On “Talk” and its role in Nigeria’s Development

When I started this piece, I thought about titling it “Muhammadu Buhari and how his government is good for Nigeria” but I thought better of it. Why should I give a clickbait headline to  an article that is not even about Buhari per se?  The Buhari angle to the piece comes from the fact that since he became President of the Federal Republic of Nigeria a year ago, Muhammadu Buhari and his policies have got everybody talking. The fact that the Naira is losing value to the dollar, the increase in the price of fuel, the fact that the economy is growing weaker, and the  menace of armed extremist groups rising all over the country and the manner in the government has gone about trying to contain these brushfires have created lots of conversation, with the commensurate level of praise or criticism for Muhammadu Buhari depending on which side one is on.

    Of course as it always happens when issues like this are being discussed tempers are bound to flare and one side is bound to to accuse the other of “talking nonsense” or “wailing” from time to time. Again the right to talk nonsense or to accuse someone else of talking nonsense is part of the citizen’s freedom of speech, which is not something this piece is concerned about, neither is it concerned with the which one of the for or against Buhari camp is talking said nonsense. What the piece is concerned (or shall I say happy), about is the fact that the conversations are happening in the first place.

    Two incidents inspired this piece, and they both happened on Twitter. The first one was during the fuel scarcity that led to the price of petrol going from 87 naira to 146 naira, a writer  friend of mine, an avowed “fencist”,  came  on Twitter to complain that  he is unhappy with the Buhari government because he can’t get fuel for his car. That made me laugh, not because I was happy with his predicament, but because the fence he is sitting on is collapsing bit by bit.  The second was recently during a heated twitter argument about the Niger Delta Avengers and a follower tweeted something along the lines of  “everybody is now an authority on the Niger Delta.” These two incidents, confirmed a trend that I have started to notice over the last few years, that the change in government that brought Muhammadu Buhari to power has also created a change in attitude towards governance. People are now more willing to talk about issues they were previously apathetic about, and with social media now becoming increasingly popular, everybody now has an opinion on policy issues and the means to express it. I pointed out in this piece from last year that the Buhari government is not the one that will take Nigeria to the promised land, just the Moses that will begin the process, but whether the Buhari government succeeds in its aims or not, Nigerians and Nigeria will never be the same again.

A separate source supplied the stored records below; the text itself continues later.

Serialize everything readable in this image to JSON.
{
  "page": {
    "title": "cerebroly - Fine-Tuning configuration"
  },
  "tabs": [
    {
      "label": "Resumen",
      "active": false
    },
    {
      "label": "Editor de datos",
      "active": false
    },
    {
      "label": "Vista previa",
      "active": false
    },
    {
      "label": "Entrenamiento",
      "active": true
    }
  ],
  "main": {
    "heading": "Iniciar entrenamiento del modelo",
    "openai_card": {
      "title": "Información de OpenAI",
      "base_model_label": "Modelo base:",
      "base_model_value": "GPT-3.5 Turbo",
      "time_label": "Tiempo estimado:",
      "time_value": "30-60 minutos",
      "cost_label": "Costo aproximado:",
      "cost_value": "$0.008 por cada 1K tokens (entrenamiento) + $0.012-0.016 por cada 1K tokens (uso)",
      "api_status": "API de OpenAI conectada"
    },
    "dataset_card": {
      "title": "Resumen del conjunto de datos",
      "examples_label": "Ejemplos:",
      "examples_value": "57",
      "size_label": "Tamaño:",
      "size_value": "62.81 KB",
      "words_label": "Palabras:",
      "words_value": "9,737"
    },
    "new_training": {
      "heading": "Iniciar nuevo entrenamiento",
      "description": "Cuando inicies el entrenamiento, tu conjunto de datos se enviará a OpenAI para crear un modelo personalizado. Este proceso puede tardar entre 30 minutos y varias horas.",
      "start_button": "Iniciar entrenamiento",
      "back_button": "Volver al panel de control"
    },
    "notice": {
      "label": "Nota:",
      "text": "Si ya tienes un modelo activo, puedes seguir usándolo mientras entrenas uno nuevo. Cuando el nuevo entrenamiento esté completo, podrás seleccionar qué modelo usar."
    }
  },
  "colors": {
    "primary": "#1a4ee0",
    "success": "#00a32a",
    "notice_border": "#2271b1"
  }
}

     In many ways, it is a good thing to have people talking about issues, about fuel scarcity, about Fulani herdsmen, about Niger Delta Avengers, even about Muhammadu Buhari’s ear infection.  Even though a lot of people will complain that many words do not fill a basket and that most of the opinions on the aforementioned “rubbish talkers” are distracting people from the real issues. But people who constantly complain that other people are talking rubbish are the same kind of jerks who think telepathy is an awesome superpower, and not a gift that will drive the bearer insane,  because they have watched  X-men and think  human thoughts are structured  in grammatically correct sentences, and  read, out by Morgan Freeman in a British accent, a fact that anyone who has ever been cold called by a lecturer in class or called to give an extempore speech knows is the biggest lie since Satan convinced Eve to eat the Apple in Eden. Even if you think they are just wailing, they are still contributing to the conversation on the issue nonetheless, and that is a good thing. Even if it is hate speech, if not for anything the fact that they get arrested and locked up is a pointer to the rest of us on what not to say.

        The truth is “It is difficult to solve a problem you don’t even know you have” to quote the popular maxim. And the only way to realize that you have a problem is to talk about it. That is why every movement starts with a conversation. #BringBackOurGirls  was (is still) a conversation that became a movement,  “Change” was a conversation that became a movement that resulted in an unprecedented electoral defeat for an incumbent government. I could go on. Talk/conversation guides the boots on the field so that they know where they are going and what they intend to do there. Man, for example, has been talking about air travel ever since he developed his intellect, and he has come up with some frankly moronic ideas about what air travel should look like (old women wearing pointed hats flying on brooms anyone?) But it is the mixture of the great and the moronic ideas that gave the likes of the Wright brothers the great ideas that drove them to make the precursors of the planes we love to fly in today.

      That said, I still think Muhammadu Buhari’s government, complete with the current ups and downs in Nigeria’s economy  is still good for Nigeria, not because I think he will fulfill all of his campaign promises (my belief that he can make Nigeria better is unshaken though), but because all this nonsense “fencism” will stop and everybody will say what they really feel on government policies. The worst country in the world is not the country where its citizens are bitterly critical of its government, it is one where the people are apathetic. In other words, both hailers and wailers are good for the long term development of Nigeria. The All Progressives Congress may have appropriated the “Change” mantra, but even they themselves do not know how far this change is going, and that is thanks to the conversations that Social Media is at the forefront of. Many words might not fill a basket, but they can drive Nigeria’s democracy and its socio economic development.

Leave a Reply